The US Food and Drug Administration authorised booster doses of the Covid-19 vaccines from Moderna and Johnson & Johnson, and said Americans can choose a different jab than their original inoculation as a booster.
The decision paves the way for millions more people in the United States to get the additional protection with the highly contagious Delta variant of the virus causing breakthrough infections among some who are fully vaccinated, Reuters reports.
The agency previously authorized boosters of the Pfizer vaccine developed with German partner BioNTech at least six months after the first round of jabs to increase protection for people aged 65 and older, those at risk of severe disease and those who are exposed to the virus through their work.
The US administered 410,189,737 doses of Covid-19 vaccines in the country as of Wednesday morning and distributed 496,915,265 doses, the U.S. Centers for Disease Control and Prevention said.
Those figures are up from the 409,438,987 vaccine doses the CDC said had gone into arms by Oct. 19 out of 495,844,635 doses delivered.
The agency said 219,381,466 people had received at least one dose while 189,709,710 people are fully vaccinated as of 6:00 a.m. ET on Wednesday, Reuters reports.
Despite Delta being more transmissible than earlier Covid-19 variants, in Australia few children and adolescents who get the virus have severe symptoms, and schools should only be closed under exceptional circumstances, research from the Murdoch Children’s Research Institute has found.
However, the analysis reveals children and adolescents living with some pre-existing health conditions, including obesity, and those living in disadvantage, low socioeconomic or those with minority ethnic status have an increased risk of severe disease.
They found ventilation is important and mental health surveillance is needed across both primary and secondary schools.
“In Early Childhood Education Centres [ECEC] and school settings, transmission is largely seen between adults and from adults to children,” the report said. “Although child-child transmission also occurs, the highest risk of transmission remains within households.”
Lithuania’s biggest news portals said they were switching off public comments on their articles about Covid-19 vaccines in an effort aimed at curbing conspiracy theories.
Some 71% of adults in the eurozone country of 2.8 million people are fully vaccinated against Covid-19 – a higher rate than many of its neighbours in central and eastern Europe.
But infection rates have surged in recent days.

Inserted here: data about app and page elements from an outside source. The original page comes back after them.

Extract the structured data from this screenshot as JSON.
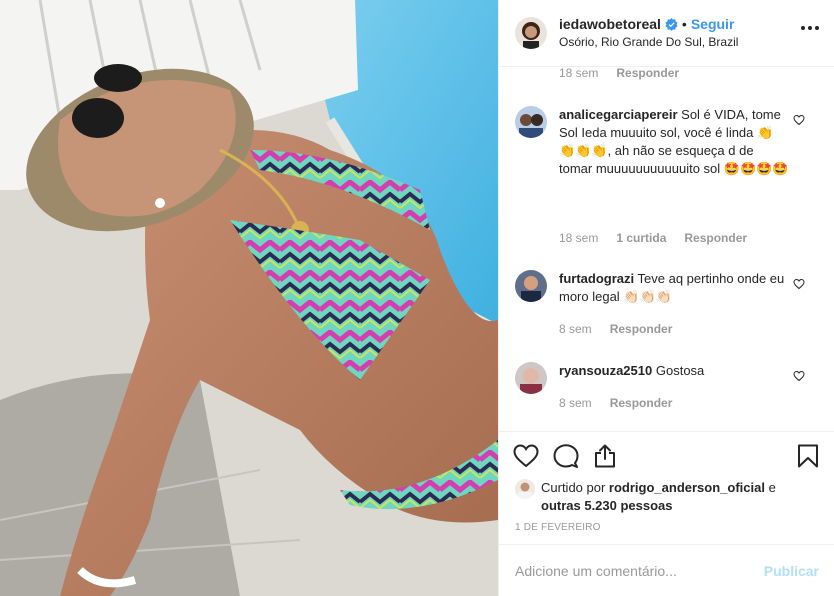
{
  "post": {
    "image_alt": "",
    "header": {
      "username": "iedawobetoreal",
      "separator": "•",
      "follow_label": "Seguir",
      "location": "Osório, Rio Grande Do Sul, Brazil"
    },
    "comments": [
      {
        "username": "",
        "text": "",
        "time": "18 sem",
        "reply_label": "Responder",
        "partial": true
      },
      {
        "username": "analicegarciapereir",
        "text": "Sol é VIDA, tome Sol Ieda muuuito sol, você é linda 👏👏👏👏, ah não se esqueça d de tomar muuuuuuuuuuuito sol 🤩🤩🤩🤩",
        "time": "18 sem",
        "likes": "1 curtida",
        "reply_label": "Responder"
      },
      {
        "username": "furtadograzi",
        "text": "Teve aq pertinho onde eu moro legal 👏🏻👏🏻👏🏻",
        "time": "8 sem",
        "reply_label": "Responder"
      },
      {
        "username": "ryansouza2510",
        "text": "Gostosa",
        "time": "8 sem",
        "reply_label": "Responder"
      }
    ],
    "likes_line": {
      "prefix": "Curtido por ",
      "user": "rodrigo_anderson_oficial",
      "middle": " e",
      "others": "outras 5.230 pessoas"
    },
    "date": "1 DE FEVEREIRO",
    "add_comment": {
      "placeholder": "Adicione um comentário...",
      "publish_label": "Publicar"
    },
    "icons": {
      "like": "heart-icon",
      "comment": "comment-bubble-icon",
      "share": "share-icon",
      "save": "bookmark-icon",
      "more": "more-options-icon",
      "verified": "verified-badge-icon",
      "comment_like": "small-heart-icon"
    },
    "colors": {
      "link_blue": "#3897f0",
      "publish_disabled": "#b2dffc",
      "muted": "#999999",
      "text": "#262626"
    }
  }
}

“We are showing solidarity with the state and society with the common effort to disable the unfounded misinformation spread by anti-vaxxers,” Arnas Marcinkus, head of the Association of Online Media in Lithuania, told AFP.